- [INSTRUCTIONS TO FOLLOW]
Go through the material below line by line and count those containing "Axis". Write the count and nothing more.

INPUT MATERIAL below:

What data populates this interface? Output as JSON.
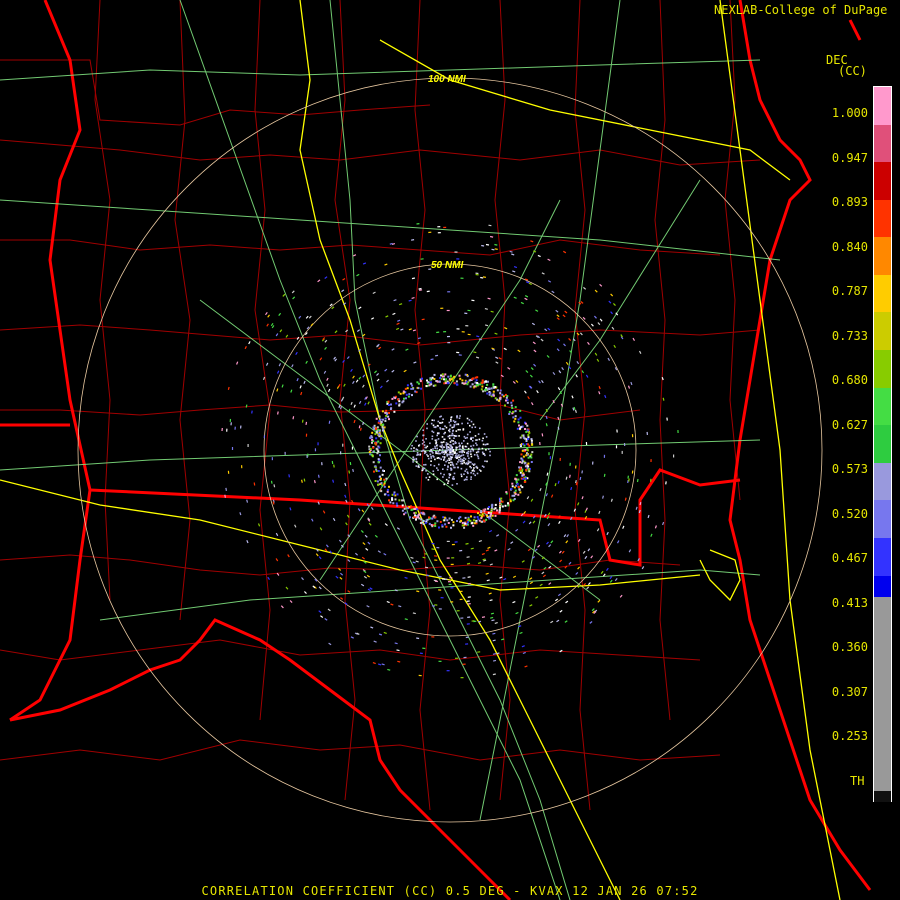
{
  "credit": "NEXLAB-College of DuPage",
  "product_code": "DEC",
  "units": "(CC)",
  "footer": "CORRELATION COEFFICIENT (CC) 0.5 DEG - KVAX 12 JAN 26 07:52",
  "range_rings": [
    {
      "label": "50 NMI"
    },
    {
      "label": "100 NMI"
    }
  ],
  "legend": {
    "ticks": [
      "1.000",
      "0.947",
      "0.893",
      "0.840",
      "0.787",
      "0.733",
      "0.680",
      "0.627",
      "0.573",
      "0.520",
      "0.467",
      "0.413",
      "0.360",
      "0.307",
      "0.253",
      "TH"
    ],
    "colors": [
      "#ff99cc",
      "#e0507a",
      "#cc0000",
      "#ff3300",
      "#ff8800",
      "#ffcc00",
      "#cccc00",
      "#88cc00",
      "#44dd44",
      "#2ecc40",
      "#9999dd",
      "#7777ee",
      "#3333ff",
      "#0000ee",
      "#0000cc",
      "#000099",
      "#7777aa",
      "#999999",
      "#111111"
    ]
  },
  "colors": {
    "state_border": "#ff0000",
    "county_border": "#b00000",
    "highway": "#ffff00",
    "road": "#88ff88",
    "range_ring": "#e8c8a0"
  },
  "radar_site": "KVAX"
}
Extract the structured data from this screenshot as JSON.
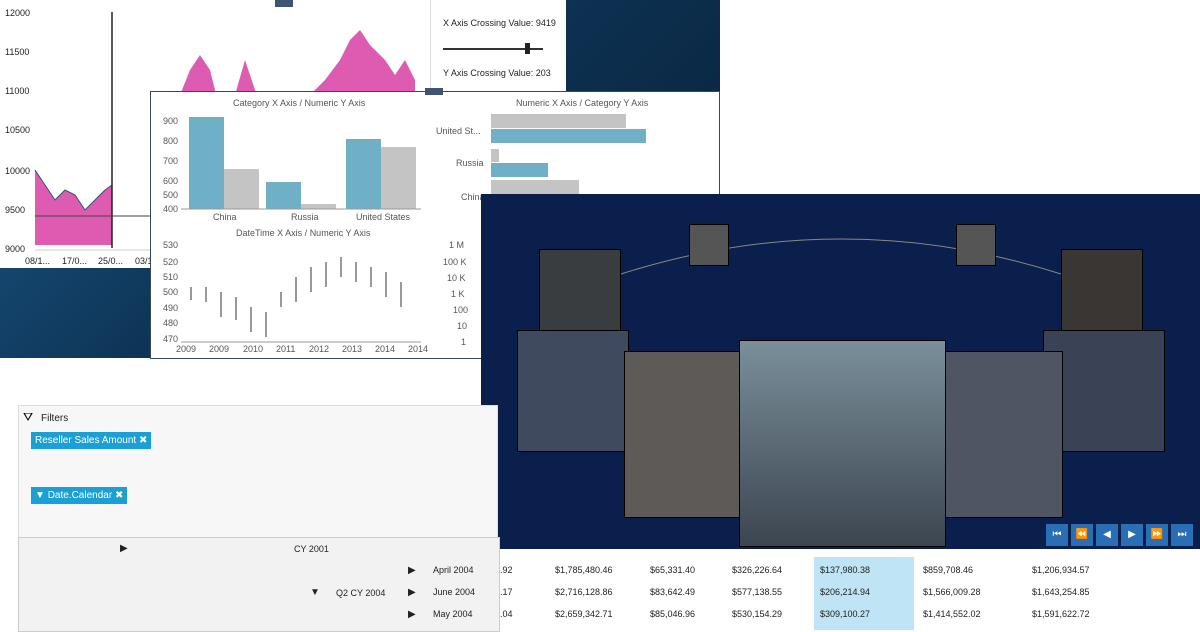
{
  "chart_top": {
    "y_ticks": [
      "12000",
      "11500",
      "11000",
      "10500",
      "10000",
      "9500",
      "9000"
    ],
    "x_ticks": [
      "08/1...",
      "17/0...",
      "25/0...",
      "03/1"
    ],
    "x_crossing_label": "X Axis Crossing Value:",
    "x_crossing_value": "9419",
    "y_crossing_label": "Y Axis Crossing Value:",
    "y_crossing_value": "203"
  },
  "chart_mid": {
    "cat_title": "Category X Axis / Numeric Y Axis",
    "cat_y_ticks": [
      "900",
      "800",
      "700",
      "600",
      "500",
      "400"
    ],
    "cat_x": [
      "China",
      "Russia",
      "United States"
    ],
    "num_cat_title": "Numeric X Axis / Category Y Axis",
    "num_cat_y": [
      "United St...",
      "Russia",
      "China"
    ],
    "dt_title": "DateTime X Axis / Numeric Y Axis",
    "dt_y_ticks": [
      "530",
      "520",
      "510",
      "500",
      "490",
      "480",
      "470"
    ],
    "dt_x_ticks": [
      "2009",
      "2009",
      "2010",
      "2011",
      "2012",
      "2013",
      "2014",
      "2014"
    ],
    "log_ticks": [
      "1 M",
      "100 K",
      "10 K",
      "1 K",
      "100",
      "10",
      "1"
    ]
  },
  "filters": {
    "title": "Filters",
    "chip1": "Reseller Sales Amount",
    "chip2": "Date.Calendar"
  },
  "pivot": {
    "cy": "CY 2001",
    "q2": "Q2 CY 2004",
    "rows": [
      {
        "month": "April 2004",
        "a": ".92",
        "b": "$1,785,480.46",
        "c": "$65,331.40",
        "d": "$326,226.64",
        "e": "$137,980.38",
        "f": "$859,708.46",
        "g": "$1,206,934.57"
      },
      {
        "month": "June 2004",
        "a": ".17",
        "b": "$2,716,128.86",
        "c": "$83,642.49",
        "d": "$577,138.55",
        "e": "$206,214.94",
        "f": "$1,566,009.28",
        "g": "$1,643,254.85"
      },
      {
        "month": "May 2004",
        "a": ".04",
        "b": "$2,659,342.71",
        "c": "$85,046.96",
        "d": "$530,154.29",
        "e": "$309,100.27",
        "f": "$1,414,552.02",
        "g": "$1,591,622.72"
      }
    ]
  },
  "nav": [
    "⏮",
    "⏪",
    "◀",
    "▶",
    "⏩",
    "⏭"
  ]
}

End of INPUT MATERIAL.

- [RESPONSE TO THIS TASK]
5